◆ **Data extract**:
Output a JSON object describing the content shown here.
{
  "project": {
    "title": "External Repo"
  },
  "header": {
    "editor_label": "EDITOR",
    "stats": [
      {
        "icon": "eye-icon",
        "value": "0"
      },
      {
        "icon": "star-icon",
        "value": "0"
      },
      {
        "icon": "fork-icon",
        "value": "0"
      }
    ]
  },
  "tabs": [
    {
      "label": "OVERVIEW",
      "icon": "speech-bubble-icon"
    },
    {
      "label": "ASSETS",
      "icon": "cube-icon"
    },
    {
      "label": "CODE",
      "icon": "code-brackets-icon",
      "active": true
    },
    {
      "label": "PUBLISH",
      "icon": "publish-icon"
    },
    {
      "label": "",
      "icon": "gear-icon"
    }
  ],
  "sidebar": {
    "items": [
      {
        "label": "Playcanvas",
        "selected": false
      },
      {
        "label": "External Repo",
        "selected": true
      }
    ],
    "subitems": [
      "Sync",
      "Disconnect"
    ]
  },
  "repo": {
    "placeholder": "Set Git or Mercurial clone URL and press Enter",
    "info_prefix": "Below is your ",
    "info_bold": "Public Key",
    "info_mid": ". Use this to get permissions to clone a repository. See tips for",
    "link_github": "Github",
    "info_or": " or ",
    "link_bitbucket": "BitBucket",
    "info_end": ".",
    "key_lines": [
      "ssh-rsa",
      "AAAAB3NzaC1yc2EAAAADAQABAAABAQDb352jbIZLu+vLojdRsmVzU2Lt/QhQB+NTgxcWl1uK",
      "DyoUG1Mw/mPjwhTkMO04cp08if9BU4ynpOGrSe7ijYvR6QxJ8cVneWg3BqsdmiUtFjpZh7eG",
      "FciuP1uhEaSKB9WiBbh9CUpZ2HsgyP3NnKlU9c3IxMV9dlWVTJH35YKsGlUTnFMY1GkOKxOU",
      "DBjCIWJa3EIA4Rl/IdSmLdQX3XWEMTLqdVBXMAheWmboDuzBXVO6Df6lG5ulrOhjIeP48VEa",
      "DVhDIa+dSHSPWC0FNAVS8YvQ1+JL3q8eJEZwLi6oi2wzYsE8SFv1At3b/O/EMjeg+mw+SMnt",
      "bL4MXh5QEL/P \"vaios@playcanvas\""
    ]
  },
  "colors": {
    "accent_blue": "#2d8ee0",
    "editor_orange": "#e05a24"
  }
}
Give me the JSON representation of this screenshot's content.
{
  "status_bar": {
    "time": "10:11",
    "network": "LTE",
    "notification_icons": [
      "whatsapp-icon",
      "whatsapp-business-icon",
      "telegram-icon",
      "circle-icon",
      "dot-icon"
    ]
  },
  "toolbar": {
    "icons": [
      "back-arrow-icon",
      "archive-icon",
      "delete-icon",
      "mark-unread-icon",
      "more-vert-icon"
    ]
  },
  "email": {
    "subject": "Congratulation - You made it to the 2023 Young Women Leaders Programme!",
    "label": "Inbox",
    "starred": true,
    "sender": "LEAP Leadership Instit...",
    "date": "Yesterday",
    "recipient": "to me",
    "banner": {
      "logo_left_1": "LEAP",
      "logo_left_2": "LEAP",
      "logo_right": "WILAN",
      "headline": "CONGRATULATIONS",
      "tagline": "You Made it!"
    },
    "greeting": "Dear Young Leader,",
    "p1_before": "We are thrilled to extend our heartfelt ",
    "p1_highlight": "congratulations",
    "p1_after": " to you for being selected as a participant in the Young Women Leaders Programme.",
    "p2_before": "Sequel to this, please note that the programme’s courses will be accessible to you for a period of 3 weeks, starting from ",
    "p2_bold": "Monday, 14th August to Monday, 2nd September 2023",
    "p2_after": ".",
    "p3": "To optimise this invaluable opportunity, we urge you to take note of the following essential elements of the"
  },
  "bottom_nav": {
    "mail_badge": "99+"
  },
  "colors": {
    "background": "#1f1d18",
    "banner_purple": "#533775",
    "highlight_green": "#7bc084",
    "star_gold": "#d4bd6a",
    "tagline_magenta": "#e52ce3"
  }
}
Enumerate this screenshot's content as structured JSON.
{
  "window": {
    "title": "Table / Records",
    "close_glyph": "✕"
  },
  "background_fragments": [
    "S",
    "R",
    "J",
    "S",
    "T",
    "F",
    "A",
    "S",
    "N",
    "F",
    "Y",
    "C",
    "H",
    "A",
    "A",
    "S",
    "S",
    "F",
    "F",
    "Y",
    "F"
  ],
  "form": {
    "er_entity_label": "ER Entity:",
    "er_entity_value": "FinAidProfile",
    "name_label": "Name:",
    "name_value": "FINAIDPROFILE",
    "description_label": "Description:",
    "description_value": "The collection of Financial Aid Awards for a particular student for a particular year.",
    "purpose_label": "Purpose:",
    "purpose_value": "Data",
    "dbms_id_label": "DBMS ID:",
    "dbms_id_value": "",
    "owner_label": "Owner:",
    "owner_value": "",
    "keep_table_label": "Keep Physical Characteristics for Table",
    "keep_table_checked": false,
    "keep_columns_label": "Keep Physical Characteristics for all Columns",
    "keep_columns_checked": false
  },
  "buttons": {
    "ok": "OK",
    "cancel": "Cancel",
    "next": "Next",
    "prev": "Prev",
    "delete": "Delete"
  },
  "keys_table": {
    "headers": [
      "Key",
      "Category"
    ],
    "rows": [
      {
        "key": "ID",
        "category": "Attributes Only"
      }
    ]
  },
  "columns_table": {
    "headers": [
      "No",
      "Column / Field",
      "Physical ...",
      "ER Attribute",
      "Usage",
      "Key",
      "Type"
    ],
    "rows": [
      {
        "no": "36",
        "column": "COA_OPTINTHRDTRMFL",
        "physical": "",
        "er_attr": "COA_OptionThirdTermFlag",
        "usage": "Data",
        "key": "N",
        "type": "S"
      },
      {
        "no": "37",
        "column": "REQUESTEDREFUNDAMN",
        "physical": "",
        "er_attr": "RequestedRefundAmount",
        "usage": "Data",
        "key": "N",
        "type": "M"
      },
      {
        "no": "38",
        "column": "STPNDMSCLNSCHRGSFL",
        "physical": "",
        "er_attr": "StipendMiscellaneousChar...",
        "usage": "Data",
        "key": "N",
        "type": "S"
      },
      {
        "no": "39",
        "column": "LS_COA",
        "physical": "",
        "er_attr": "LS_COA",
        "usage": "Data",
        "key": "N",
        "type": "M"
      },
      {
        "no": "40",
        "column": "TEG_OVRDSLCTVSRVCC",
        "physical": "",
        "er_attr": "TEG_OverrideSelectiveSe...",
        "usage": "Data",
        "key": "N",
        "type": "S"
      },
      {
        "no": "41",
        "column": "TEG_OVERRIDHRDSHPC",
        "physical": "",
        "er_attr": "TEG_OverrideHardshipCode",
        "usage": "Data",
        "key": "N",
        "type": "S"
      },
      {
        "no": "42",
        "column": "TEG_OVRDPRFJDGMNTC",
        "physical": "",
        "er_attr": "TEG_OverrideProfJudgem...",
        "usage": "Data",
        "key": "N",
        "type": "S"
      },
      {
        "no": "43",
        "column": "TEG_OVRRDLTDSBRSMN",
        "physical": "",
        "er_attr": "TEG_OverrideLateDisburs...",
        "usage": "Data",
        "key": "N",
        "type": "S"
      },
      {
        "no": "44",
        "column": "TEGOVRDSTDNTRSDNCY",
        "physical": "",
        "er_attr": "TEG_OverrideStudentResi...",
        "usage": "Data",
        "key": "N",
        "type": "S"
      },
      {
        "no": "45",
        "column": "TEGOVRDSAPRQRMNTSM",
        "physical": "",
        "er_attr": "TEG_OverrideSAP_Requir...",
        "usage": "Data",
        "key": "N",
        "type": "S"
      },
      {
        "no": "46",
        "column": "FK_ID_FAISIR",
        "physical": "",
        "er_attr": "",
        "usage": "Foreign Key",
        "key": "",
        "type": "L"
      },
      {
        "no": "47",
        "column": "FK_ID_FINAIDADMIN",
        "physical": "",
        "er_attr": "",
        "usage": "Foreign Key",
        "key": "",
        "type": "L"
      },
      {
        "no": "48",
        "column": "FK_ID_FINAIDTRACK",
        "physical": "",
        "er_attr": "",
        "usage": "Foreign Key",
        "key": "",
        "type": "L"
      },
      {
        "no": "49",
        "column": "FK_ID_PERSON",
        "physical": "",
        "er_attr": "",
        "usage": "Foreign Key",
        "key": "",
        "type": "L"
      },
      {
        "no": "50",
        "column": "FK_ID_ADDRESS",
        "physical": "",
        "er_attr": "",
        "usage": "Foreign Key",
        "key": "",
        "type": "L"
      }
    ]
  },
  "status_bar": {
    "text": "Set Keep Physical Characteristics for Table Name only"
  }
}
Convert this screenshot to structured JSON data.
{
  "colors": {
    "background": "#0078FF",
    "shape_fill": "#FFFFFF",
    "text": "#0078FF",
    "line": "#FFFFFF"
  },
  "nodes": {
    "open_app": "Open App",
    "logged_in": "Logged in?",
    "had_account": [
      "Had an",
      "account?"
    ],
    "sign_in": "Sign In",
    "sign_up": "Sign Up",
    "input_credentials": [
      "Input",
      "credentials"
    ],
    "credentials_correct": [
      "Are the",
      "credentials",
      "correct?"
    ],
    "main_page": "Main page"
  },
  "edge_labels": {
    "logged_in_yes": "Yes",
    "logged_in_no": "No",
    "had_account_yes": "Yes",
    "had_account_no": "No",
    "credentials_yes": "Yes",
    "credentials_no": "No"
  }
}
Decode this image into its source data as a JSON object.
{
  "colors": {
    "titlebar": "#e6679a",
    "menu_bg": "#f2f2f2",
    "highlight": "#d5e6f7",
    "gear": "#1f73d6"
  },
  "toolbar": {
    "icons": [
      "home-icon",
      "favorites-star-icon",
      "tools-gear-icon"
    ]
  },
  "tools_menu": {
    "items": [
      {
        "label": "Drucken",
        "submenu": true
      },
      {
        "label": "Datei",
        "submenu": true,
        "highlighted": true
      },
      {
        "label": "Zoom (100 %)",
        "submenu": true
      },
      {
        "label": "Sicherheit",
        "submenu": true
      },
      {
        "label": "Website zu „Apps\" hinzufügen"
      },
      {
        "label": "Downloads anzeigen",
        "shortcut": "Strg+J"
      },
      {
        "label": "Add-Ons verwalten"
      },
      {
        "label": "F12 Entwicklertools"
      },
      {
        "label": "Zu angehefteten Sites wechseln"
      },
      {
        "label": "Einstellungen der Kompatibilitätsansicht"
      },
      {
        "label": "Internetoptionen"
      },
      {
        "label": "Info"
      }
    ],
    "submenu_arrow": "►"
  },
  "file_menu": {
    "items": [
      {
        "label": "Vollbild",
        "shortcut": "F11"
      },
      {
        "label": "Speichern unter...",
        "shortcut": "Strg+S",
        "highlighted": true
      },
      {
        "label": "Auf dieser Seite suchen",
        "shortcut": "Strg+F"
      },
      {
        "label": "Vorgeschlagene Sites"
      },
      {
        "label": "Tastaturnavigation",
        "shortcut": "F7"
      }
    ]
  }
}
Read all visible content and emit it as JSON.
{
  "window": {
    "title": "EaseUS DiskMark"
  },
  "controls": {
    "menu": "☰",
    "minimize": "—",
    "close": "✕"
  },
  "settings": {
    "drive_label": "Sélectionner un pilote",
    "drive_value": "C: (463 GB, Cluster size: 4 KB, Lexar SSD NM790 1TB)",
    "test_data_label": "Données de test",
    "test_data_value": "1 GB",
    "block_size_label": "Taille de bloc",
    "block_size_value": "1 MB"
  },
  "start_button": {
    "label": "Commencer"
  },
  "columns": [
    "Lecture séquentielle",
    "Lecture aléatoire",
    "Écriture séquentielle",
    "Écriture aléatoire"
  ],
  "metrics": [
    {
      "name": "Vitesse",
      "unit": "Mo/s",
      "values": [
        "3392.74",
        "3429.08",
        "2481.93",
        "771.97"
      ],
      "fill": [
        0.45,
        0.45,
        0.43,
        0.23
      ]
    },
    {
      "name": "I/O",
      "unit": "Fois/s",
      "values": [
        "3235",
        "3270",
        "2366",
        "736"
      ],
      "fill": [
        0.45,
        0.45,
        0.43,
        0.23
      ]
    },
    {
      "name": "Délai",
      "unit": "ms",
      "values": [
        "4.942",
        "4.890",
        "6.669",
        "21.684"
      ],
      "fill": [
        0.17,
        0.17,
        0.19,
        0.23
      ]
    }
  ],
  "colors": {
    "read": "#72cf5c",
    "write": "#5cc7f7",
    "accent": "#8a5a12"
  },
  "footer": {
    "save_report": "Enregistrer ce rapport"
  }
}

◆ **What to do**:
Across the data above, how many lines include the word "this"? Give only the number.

◆ **Output of the task**:
7